BEGIN Provided material
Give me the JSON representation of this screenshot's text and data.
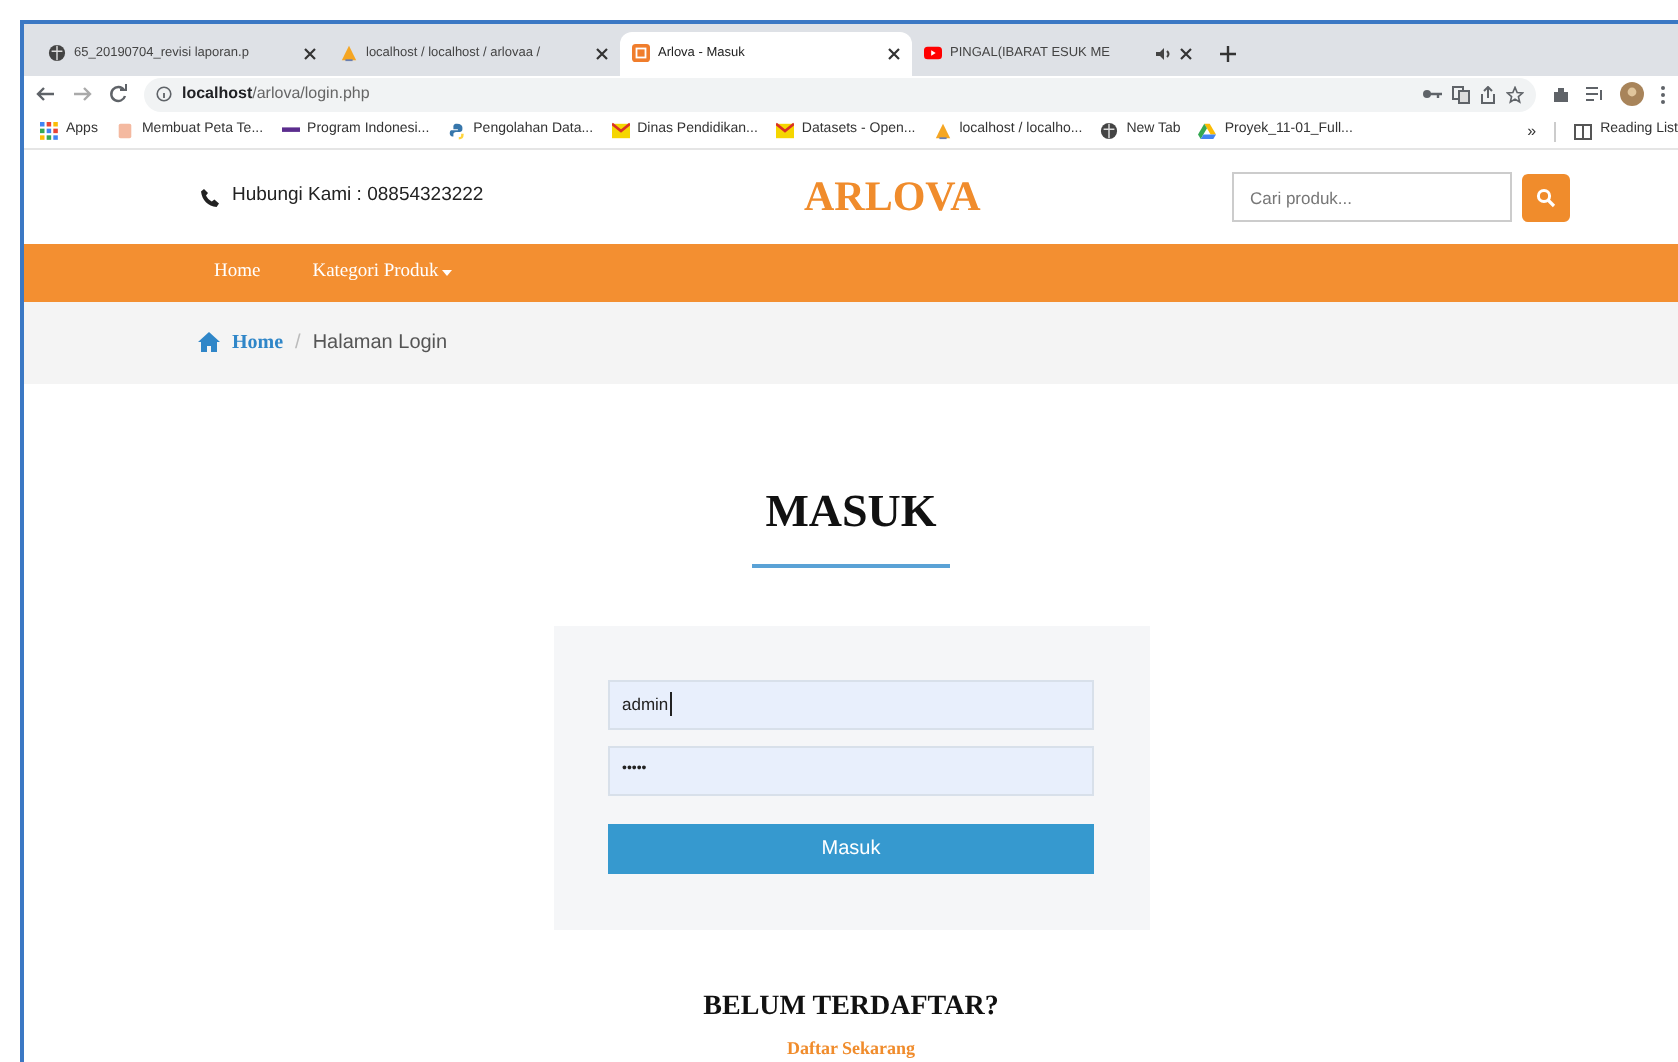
{
  "browser": {
    "tabs": [
      {
        "title": "65_20190704_revisi laporan.p",
        "selected": false,
        "audio": false
      },
      {
        "title": "localhost / localhost / arlovaa /",
        "selected": false,
        "audio": false
      },
      {
        "title": "Arlova - Masuk",
        "selected": true,
        "audio": false
      },
      {
        "title": "PINGAL(IBARAT ESUK ME",
        "selected": false,
        "audio": true
      }
    ],
    "url_host": "localhost",
    "url_path": "/arlova/login.php",
    "bookmarks": [
      "Apps",
      "Membuat Peta Te...",
      "Program Indonesi...",
      "Pengolahan Data...",
      "Dinas Pendidikan...",
      "Datasets - Open...",
      "localhost / localho...",
      "New Tab",
      "Proyek_11-01_Full..."
    ],
    "more": "»",
    "reading_list": "Reading List"
  },
  "header": {
    "contact": "Hubungi Kami : 08854323222",
    "logo": "ARLOVA",
    "search_placeholder": "Cari produk..."
  },
  "nav": [
    {
      "label": "Home",
      "dropdown": false
    },
    {
      "label": "Kategori Produk",
      "dropdown": true
    }
  ],
  "breadcrumb": [
    {
      "label": "Home",
      "link": true
    },
    {
      "label": "Halaman Login",
      "link": false
    }
  ],
  "breadcrumb_separator": "/",
  "login": {
    "title": "MASUK",
    "username": "admin",
    "password": "•••••",
    "button": "Masuk"
  },
  "register": {
    "title": "BELUM TERDAFTAR?",
    "link": "Daftar Sekarang"
  }
}
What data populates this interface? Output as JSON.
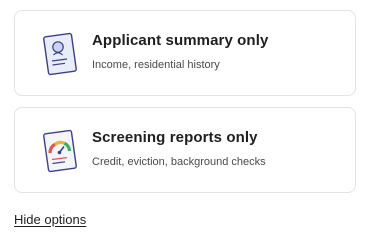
{
  "options": [
    {
      "title": "Applicant summary only",
      "subtitle": "Income, residential history",
      "icon": "applicant-summary-icon"
    },
    {
      "title": "Screening reports only",
      "subtitle": "Credit, eviction, background checks",
      "icon": "screening-report-icon"
    }
  ],
  "hide_link": "Hide options",
  "colors": {
    "card_border": "#e3e3e3",
    "icon_outline": "#3b3f8f",
    "icon_fill": "#e9ecf9",
    "gauge_red": "#e0574f",
    "gauge_yellow": "#f2b233",
    "gauge_green": "#3fae64"
  }
}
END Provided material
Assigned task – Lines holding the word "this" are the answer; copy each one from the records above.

Task solution –
Give me the JSON representation of this screenshot's text and data.
What data populates this interface? Output as JSON.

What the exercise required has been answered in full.